Thursday, September 15, 2022

American Indian Youth Reported Relationship Problems but Remained Resilient During Pandemic

During the COVID-19 pandemic, many American Indian youth reported feeling less connected to friends and less engaged in schoolwork. Nonetheless, many students also showed resilience at this difficult time, according to a study published yesterday in JAMA Network Open.

American Indian youth are at particularly high risk for COVID-19–related consequences, wrote Linda Stanley, Ph.D., of Colorado State University and colleagues. The study’s findings “indicate that the perceived impacts of the COVID-19 pandemic among this population were complex.”

Stanley and colleagues used data from the annual Our Youth, Our Future study, which collects nationally representative substance use data among middle and high school students who live on or near reservations. During spring 2021, measures related to the COVID-19 pandemic were added to the survey. Twenty schools participated in the survey, and the percentage of American Indian students enrolled in these schools varied between 20% and 100%.

The survey included measures from the COVID-19 OBSSR (Office of Behavioral and Social Sciences Research) Research Tools. Participants were asked to report COVID-19 illness outcomes for themselves, their family members, and close friends; perceived changes in family and friend relationships, school engagement, social isolation, and psychological factors (such as depression, sadness, and anxiety); and worry over COVID-19–related health outcomes.

A total of 2,559 American Indian students were included, among whom 46.9% were male, 50.2% were female, and 2.7% were another gender. Among the findings were the following:

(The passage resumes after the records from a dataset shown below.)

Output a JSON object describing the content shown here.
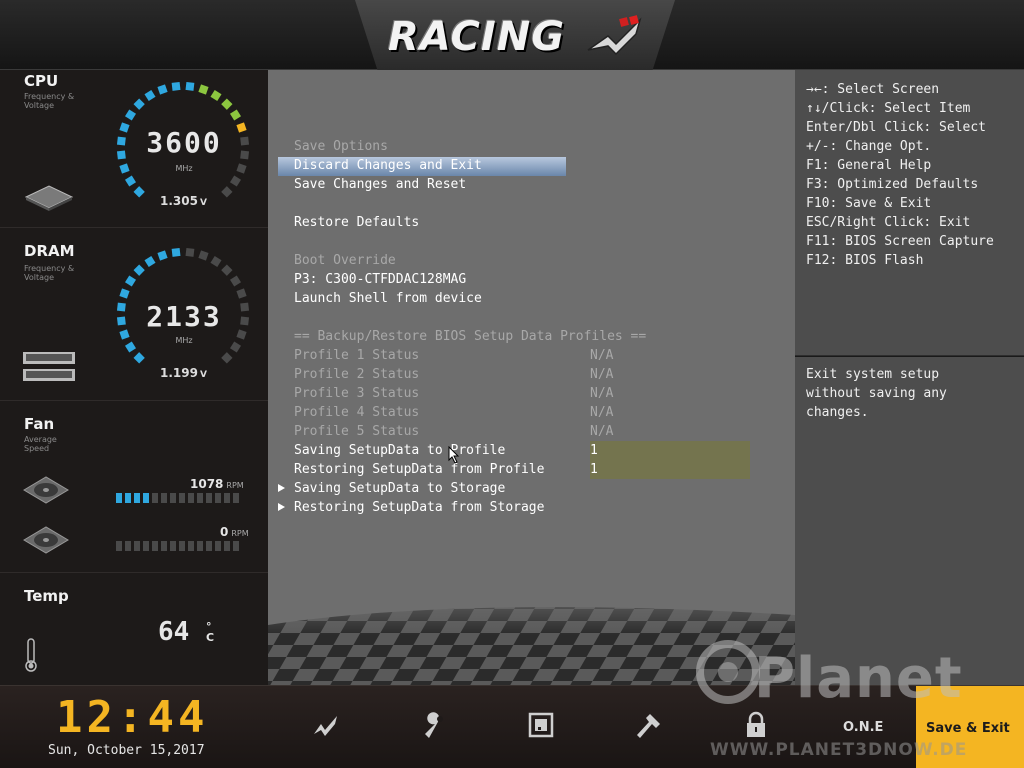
{
  "header": {
    "logo_text": "RACING"
  },
  "monitor": {
    "cpu": {
      "title": "CPU",
      "subtitle": "Frequency & Voltage",
      "value": "3600",
      "unit": "MHz",
      "voltage": "1.305",
      "voltage_unit": "V",
      "level": 0.75
    },
    "dram": {
      "title": "DRAM",
      "subtitle": "Frequency & Voltage",
      "value": "2133",
      "unit": "MHz",
      "voltage": "1.199",
      "voltage_unit": "V",
      "level": 0.5
    },
    "fan": {
      "title": "Fan",
      "subtitle": "Average Speed",
      "fans": [
        {
          "rpm": "1078",
          "rpm_unit": "RPM",
          "level_bars": 4,
          "total_bars": 14
        },
        {
          "rpm": "0",
          "rpm_unit": "RPM",
          "level_bars": 0,
          "total_bars": 14
        }
      ]
    },
    "temp": {
      "title": "Temp",
      "value": "64",
      "unit_top": "°",
      "unit_bottom": "C"
    }
  },
  "menu": {
    "items": [
      {
        "label": "Save Options",
        "value": "",
        "style": "dim"
      },
      {
        "label": "Discard Changes and Exit",
        "value": "",
        "style": "selected"
      },
      {
        "label": "Save Changes and Reset",
        "value": "",
        "style": "white"
      },
      {
        "label": "Restore Defaults",
        "value": "",
        "style": "white"
      },
      {
        "label": "Boot Override",
        "value": "",
        "style": "dim"
      },
      {
        "label": "P3: C300-CTFDDAC128MAG",
        "value": "",
        "style": "white"
      },
      {
        "label": "Launch Shell from device",
        "value": "",
        "style": "white"
      },
      {
        "label": "== Backup/Restore BIOS Setup Data Profiles ==",
        "value": "",
        "style": "dim"
      },
      {
        "label": "Profile 1 Status",
        "value": "N/A",
        "style": "dim"
      },
      {
        "label": "Profile 2 Status",
        "value": "N/A",
        "style": "dim"
      },
      {
        "label": "Profile 3 Status",
        "value": "N/A",
        "style": "dim"
      },
      {
        "label": "Profile 4 Status",
        "value": "N/A",
        "style": "dim"
      },
      {
        "label": "Profile 5 Status",
        "value": "N/A",
        "style": "dim"
      },
      {
        "label": "Saving SetupData to Profile",
        "value": "1",
        "style": "white"
      },
      {
        "label": "Restoring SetupData from Profile",
        "value": "1",
        "style": "white"
      },
      {
        "label": "Saving SetupData to Storage",
        "value": "",
        "style": "white"
      },
      {
        "label": "Restoring SetupData from Storage",
        "value": "",
        "style": "white"
      }
    ]
  },
  "help": {
    "keys": [
      "→←: Select Screen",
      "↑↓/Click: Select Item",
      "Enter/Dbl Click: Select",
      "+/-: Change Opt.",
      "F1: General Help",
      "F3: Optimized Defaults",
      "F10: Save & Exit",
      "ESC/Right Click: Exit",
      "F11: BIOS Screen Capture",
      "F12: BIOS Flash"
    ],
    "description": [
      "Exit system setup",
      "without saving any",
      "changes."
    ]
  },
  "footer": {
    "time": "12:44",
    "date": "Sun, October  15,2017",
    "one_label": "O.N.E",
    "save_exit_label": "Save & Exit",
    "accent": "#f4b522"
  },
  "watermark": {
    "brand": "Planet",
    "url": "WWW.PLANET3DNOW.DE"
  },
  "colors": {
    "gauge_blue": "#2fa8e0",
    "gauge_green": "#8cc63f",
    "gauge_yellow": "#f4b522",
    "selection": "#8aa4c6"
  }
}
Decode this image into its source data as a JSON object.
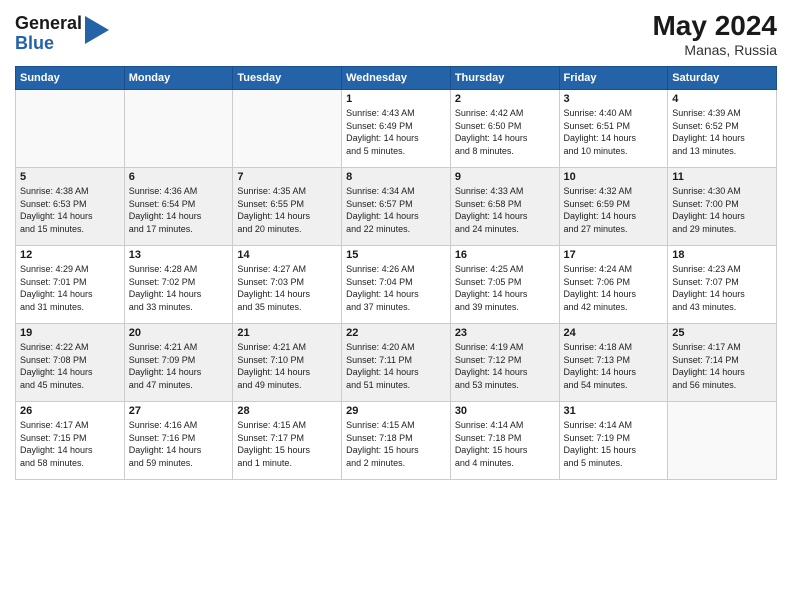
{
  "header": {
    "logo_general": "General",
    "logo_blue": "Blue",
    "month_year": "May 2024",
    "location": "Manas, Russia"
  },
  "days_of_week": [
    "Sunday",
    "Monday",
    "Tuesday",
    "Wednesday",
    "Thursday",
    "Friday",
    "Saturday"
  ],
  "weeks": [
    [
      {
        "day": "",
        "info": ""
      },
      {
        "day": "",
        "info": ""
      },
      {
        "day": "",
        "info": ""
      },
      {
        "day": "1",
        "info": "Sunrise: 4:43 AM\nSunset: 6:49 PM\nDaylight: 14 hours\nand 5 minutes."
      },
      {
        "day": "2",
        "info": "Sunrise: 4:42 AM\nSunset: 6:50 PM\nDaylight: 14 hours\nand 8 minutes."
      },
      {
        "day": "3",
        "info": "Sunrise: 4:40 AM\nSunset: 6:51 PM\nDaylight: 14 hours\nand 10 minutes."
      },
      {
        "day": "4",
        "info": "Sunrise: 4:39 AM\nSunset: 6:52 PM\nDaylight: 14 hours\nand 13 minutes."
      }
    ],
    [
      {
        "day": "5",
        "info": "Sunrise: 4:38 AM\nSunset: 6:53 PM\nDaylight: 14 hours\nand 15 minutes."
      },
      {
        "day": "6",
        "info": "Sunrise: 4:36 AM\nSunset: 6:54 PM\nDaylight: 14 hours\nand 17 minutes."
      },
      {
        "day": "7",
        "info": "Sunrise: 4:35 AM\nSunset: 6:55 PM\nDaylight: 14 hours\nand 20 minutes."
      },
      {
        "day": "8",
        "info": "Sunrise: 4:34 AM\nSunset: 6:57 PM\nDaylight: 14 hours\nand 22 minutes."
      },
      {
        "day": "9",
        "info": "Sunrise: 4:33 AM\nSunset: 6:58 PM\nDaylight: 14 hours\nand 24 minutes."
      },
      {
        "day": "10",
        "info": "Sunrise: 4:32 AM\nSunset: 6:59 PM\nDaylight: 14 hours\nand 27 minutes."
      },
      {
        "day": "11",
        "info": "Sunrise: 4:30 AM\nSunset: 7:00 PM\nDaylight: 14 hours\nand 29 minutes."
      }
    ],
    [
      {
        "day": "12",
        "info": "Sunrise: 4:29 AM\nSunset: 7:01 PM\nDaylight: 14 hours\nand 31 minutes."
      },
      {
        "day": "13",
        "info": "Sunrise: 4:28 AM\nSunset: 7:02 PM\nDaylight: 14 hours\nand 33 minutes."
      },
      {
        "day": "14",
        "info": "Sunrise: 4:27 AM\nSunset: 7:03 PM\nDaylight: 14 hours\nand 35 minutes."
      },
      {
        "day": "15",
        "info": "Sunrise: 4:26 AM\nSunset: 7:04 PM\nDaylight: 14 hours\nand 37 minutes."
      },
      {
        "day": "16",
        "info": "Sunrise: 4:25 AM\nSunset: 7:05 PM\nDaylight: 14 hours\nand 39 minutes."
      },
      {
        "day": "17",
        "info": "Sunrise: 4:24 AM\nSunset: 7:06 PM\nDaylight: 14 hours\nand 42 minutes."
      },
      {
        "day": "18",
        "info": "Sunrise: 4:23 AM\nSunset: 7:07 PM\nDaylight: 14 hours\nand 43 minutes."
      }
    ],
    [
      {
        "day": "19",
        "info": "Sunrise: 4:22 AM\nSunset: 7:08 PM\nDaylight: 14 hours\nand 45 minutes."
      },
      {
        "day": "20",
        "info": "Sunrise: 4:21 AM\nSunset: 7:09 PM\nDaylight: 14 hours\nand 47 minutes."
      },
      {
        "day": "21",
        "info": "Sunrise: 4:21 AM\nSunset: 7:10 PM\nDaylight: 14 hours\nand 49 minutes."
      },
      {
        "day": "22",
        "info": "Sunrise: 4:20 AM\nSunset: 7:11 PM\nDaylight: 14 hours\nand 51 minutes."
      },
      {
        "day": "23",
        "info": "Sunrise: 4:19 AM\nSunset: 7:12 PM\nDaylight: 14 hours\nand 53 minutes."
      },
      {
        "day": "24",
        "info": "Sunrise: 4:18 AM\nSunset: 7:13 PM\nDaylight: 14 hours\nand 54 minutes."
      },
      {
        "day": "25",
        "info": "Sunrise: 4:17 AM\nSunset: 7:14 PM\nDaylight: 14 hours\nand 56 minutes."
      }
    ],
    [
      {
        "day": "26",
        "info": "Sunrise: 4:17 AM\nSunset: 7:15 PM\nDaylight: 14 hours\nand 58 minutes."
      },
      {
        "day": "27",
        "info": "Sunrise: 4:16 AM\nSunset: 7:16 PM\nDaylight: 14 hours\nand 59 minutes."
      },
      {
        "day": "28",
        "info": "Sunrise: 4:15 AM\nSunset: 7:17 PM\nDaylight: 15 hours\nand 1 minute."
      },
      {
        "day": "29",
        "info": "Sunrise: 4:15 AM\nSunset: 7:18 PM\nDaylight: 15 hours\nand 2 minutes."
      },
      {
        "day": "30",
        "info": "Sunrise: 4:14 AM\nSunset: 7:18 PM\nDaylight: 15 hours\nand 4 minutes."
      },
      {
        "day": "31",
        "info": "Sunrise: 4:14 AM\nSunset: 7:19 PM\nDaylight: 15 hours\nand 5 minutes."
      },
      {
        "day": "",
        "info": ""
      }
    ]
  ]
}
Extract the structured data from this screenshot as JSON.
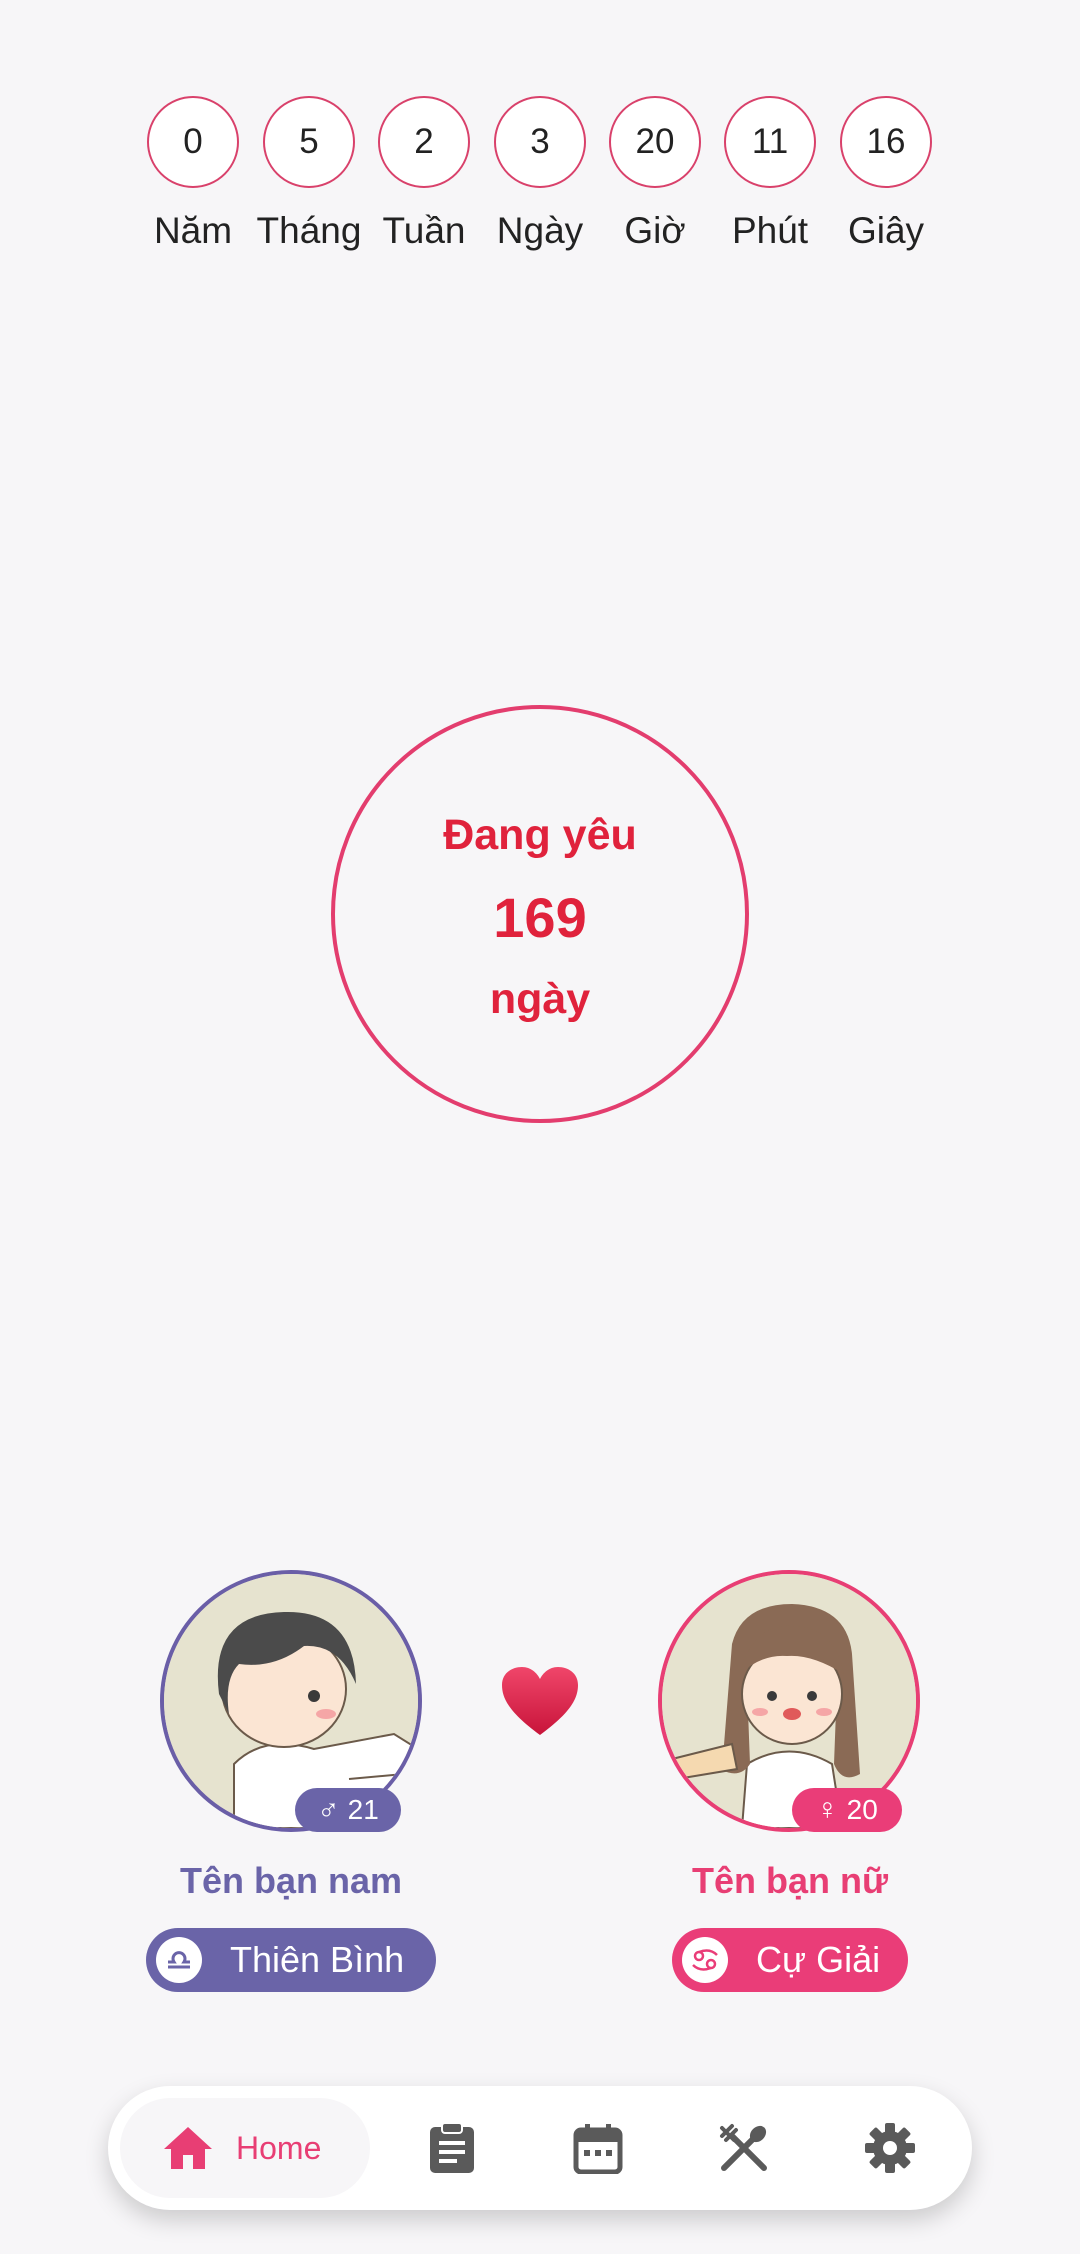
{
  "counter": {
    "units": [
      {
        "value": "0",
        "label": "Năm"
      },
      {
        "value": "5",
        "label": "Tháng"
      },
      {
        "value": "2",
        "label": "Tuần"
      },
      {
        "value": "3",
        "label": "Ngày"
      },
      {
        "value": "20",
        "label": "Giờ"
      },
      {
        "value": "11",
        "label": "Phút"
      },
      {
        "value": "16",
        "label": "Giây"
      }
    ]
  },
  "main": {
    "title": "Đang yêu",
    "days": "169",
    "unit": "ngày"
  },
  "male": {
    "age": "21",
    "name": "Tên bạn nam",
    "zodiac": "Thiên Bình",
    "icon": "libra-icon",
    "color": "#6a64a8"
  },
  "female": {
    "age": "20",
    "name": "Tên bạn nữ",
    "zodiac": "Cự Giải",
    "icon": "cancer-icon",
    "color": "#ea3d78"
  },
  "nav": {
    "home_label": "Home",
    "active_color": "#e83e74",
    "items": [
      "home-icon",
      "clipboard-icon",
      "calendar-icon",
      "utensils-icon",
      "settings-icon"
    ]
  },
  "colors": {
    "accent": "#e33d6e",
    "days_text": "#e0223c",
    "background": "#f7f6f8"
  }
}
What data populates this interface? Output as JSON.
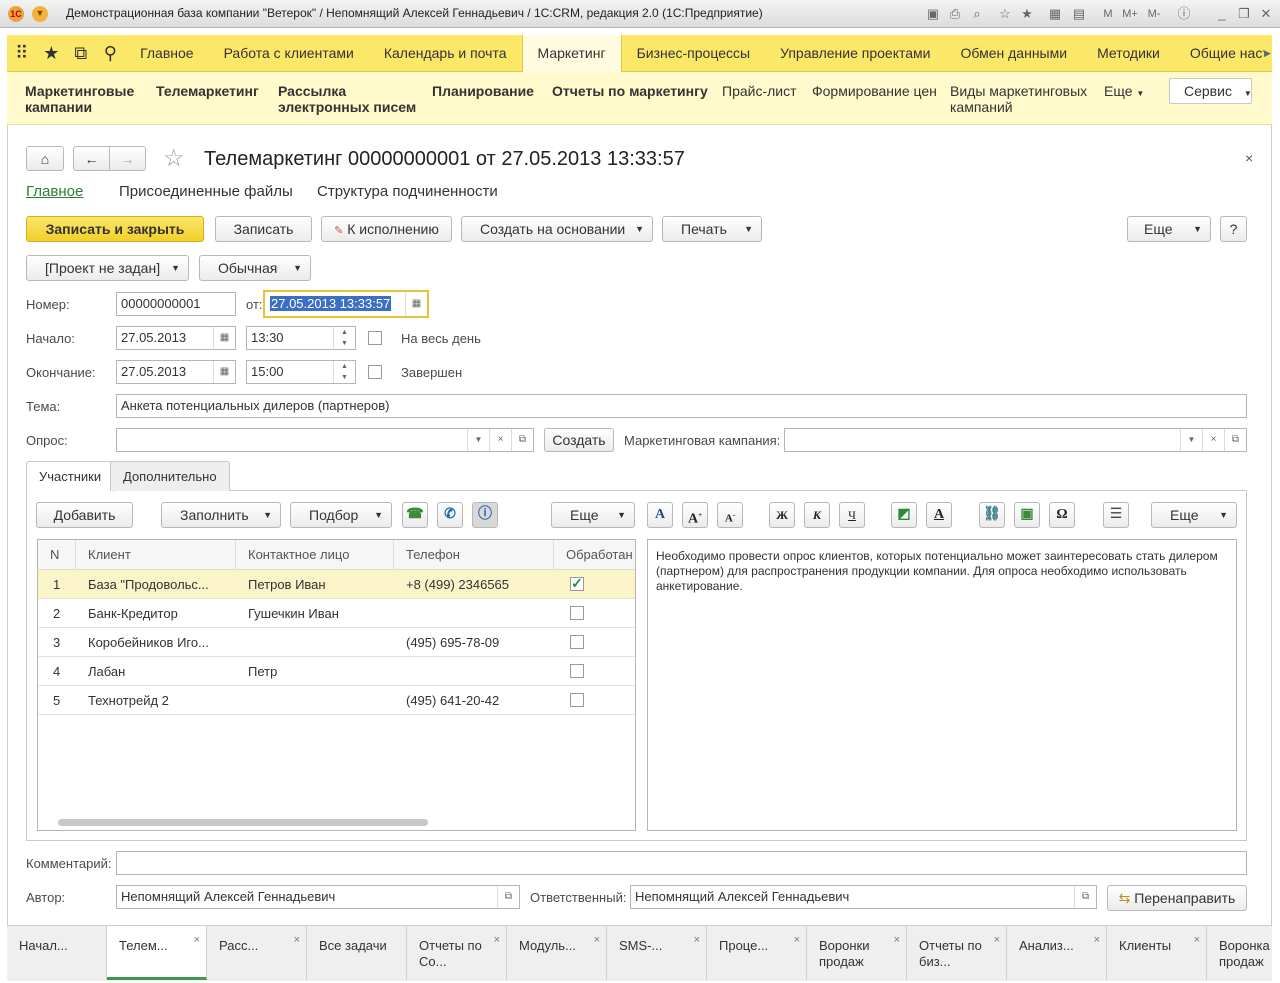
{
  "window": {
    "title": "Демонстрационная база компании \"Ветерок\" / Непомнящий Алексей Геннадьевич / 1С:CRM, редакция 2.0  (1С:Предприятие)"
  },
  "sections": [
    "Главное",
    "Работа с клиентами",
    "Календарь и почта",
    "Маркетинг",
    "Бизнес-процессы",
    "Управление проектами",
    "Обмен данными",
    "Методики",
    "Общие настро"
  ],
  "nav": {
    "items": [
      "Маркетинговые кампании",
      "Телемаркетинг",
      "Рассылка электронных писем",
      "Планирование",
      "Отчеты по маркетингу",
      "Прайс-лист",
      "Формирование цен",
      "Виды маркетинговых кампаний",
      "Еще"
    ],
    "service": "Сервис"
  },
  "doc": {
    "title": "Телемаркетинг 00000000001 от 27.05.2013 13:33:57",
    "subtabs": [
      "Главное",
      "Присоединенные файлы",
      "Структура подчиненности"
    ],
    "toolbar": {
      "save_close": "Записать и закрыть",
      "save": "Записать",
      "execute": "К исполнению",
      "create_based": "Создать на основании",
      "print": "Печать",
      "more": "Еще",
      "help": "?"
    },
    "project": "[Проект не задан]",
    "priority": "Обычная",
    "number_label": "Номер:",
    "number": "00000000001",
    "from_label": "от:",
    "from": "27.05.2013 13:33:57",
    "start_label": "Начало:",
    "start_date": "27.05.2013",
    "start_time": "13:30",
    "allday": "На весь день",
    "end_label": "Окончание:",
    "end_date": "27.05.2013",
    "end_time": "15:00",
    "done": "Завершен",
    "topic_label": "Тема:",
    "topic": "Анкета потенциальных дилеров (партнеров)",
    "poll_label": "Опрос:",
    "poll": "",
    "create": "Создать",
    "campaign_label": "Маркетинговая кампания:",
    "campaign": "",
    "tabs": [
      "Участники",
      "Дополнительно"
    ],
    "grid_buttons": {
      "add": "Добавить",
      "fill": "Заполнить",
      "pick": "Подбор",
      "more": "Еще",
      "more2": "Еще"
    },
    "columns": [
      "N",
      "Клиент",
      "Контактное лицо",
      "Телефон",
      "Обработан"
    ],
    "rows": [
      {
        "n": "1",
        "client": "База \"Продовольс...",
        "contact": "Петров Иван",
        "phone": "+8 (499) 2346565",
        "done": true
      },
      {
        "n": "2",
        "client": "Банк-Кредитор",
        "contact": "Гушечкин Иван",
        "phone": "",
        "done": false
      },
      {
        "n": "3",
        "client": "Коробейников Иго...",
        "contact": "",
        "phone": "(495) 695-78-09",
        "done": false
      },
      {
        "n": "4",
        "client": "Лабан",
        "contact": "Петр",
        "phone": "",
        "done": false
      },
      {
        "n": "5",
        "client": "Технотрейд 2",
        "contact": "",
        "phone": "(495) 641-20-42",
        "done": false
      }
    ],
    "notes": "Необходимо провести опрос клиентов, которых потенциально может заинтересовать стать дилером (партнером) для распространения продукции компании. Для опроса необходимо использовать анкетирование.",
    "comment_label": "Комментарий:",
    "comment": "",
    "author_label": "Автор:",
    "author": "Непомнящий Алексей Геннадьевич",
    "resp_label": "Ответственный:",
    "resp": "Непомнящий Алексей Геннадьевич",
    "redirect": "Перенаправить"
  },
  "bottom_tabs": [
    "Начал...",
    "Телем...",
    "Расс...",
    "Все задачи",
    "Отчеты по Со...",
    "Модуль...",
    "SMS-...",
    "Проце...",
    "Воронки продаж",
    "Отчеты по биз...",
    "Анализ...",
    "Клиенты",
    "Воронка продаж"
  ],
  "colors": {
    "accent": "#fbe869",
    "nav": "#fff9cc",
    "active_tab": "#3a9a4a",
    "selection": "#3b6fc4"
  }
}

  • 14% of students reported having received a positive COVID-19 test. The authors noted that this rate is higher than the national rate, which was 9.6% in April 2021, and higher than the rate of cases among children nationally, which was 4.8% in April 2021.
  • 27.9% of students reported that at least one family member or close friend died of COVID-19.
  • 29.4% of students reported more family conflict, while half reported spending more time with family, and 41% reported that their family became closer.
  • Half of students reported having a harder time focusing on schoolwork, falling behind on schoolwork, worrying about school, and missing participation in school events.
  • Half of students reported spending more time alone, and 62.2% reported feeling less socially connected.
  • 71.3% of students expressed worry about a family member getting COVID-19 or dying from COVID-19.
  • More than 60% of students reported feeling no change or a decrease in negative emotions such as sadness or anxiety, though the results varied by gender: 43.5% of males and 28.8% of females reporting that they felt less depressed, and 24.4% of males and 40.2% of females reporting that they felt more depressed.

“Given major gaps in reporting of COVID-19 pandemic impacts among Indigenous communities globally, these findings, although descriptive, lay a foundation for better understanding through further research the COVID-19–related issues facing American Indian youth,” the authors concluded.

For related information, see the Psychiatric News article “COVID-19 and Native Americans, Alaska Natives, Native Hawaiians, Pacific Islanders: A Historical Perspective.”

(Image: iStock/RichVintage)

Don't miss out! To learn about newly posted articles in Psychiatric News, please sign up here.


The content of Psychiatric News does not necessarily reflect the views of APA or the editors. Unless so stated, neither Psychiatric News nor APA guarantees, warrants, or endorses information or advertising in this newspaper. Clinical opinions are not peer reviewed and thus should be independently verified.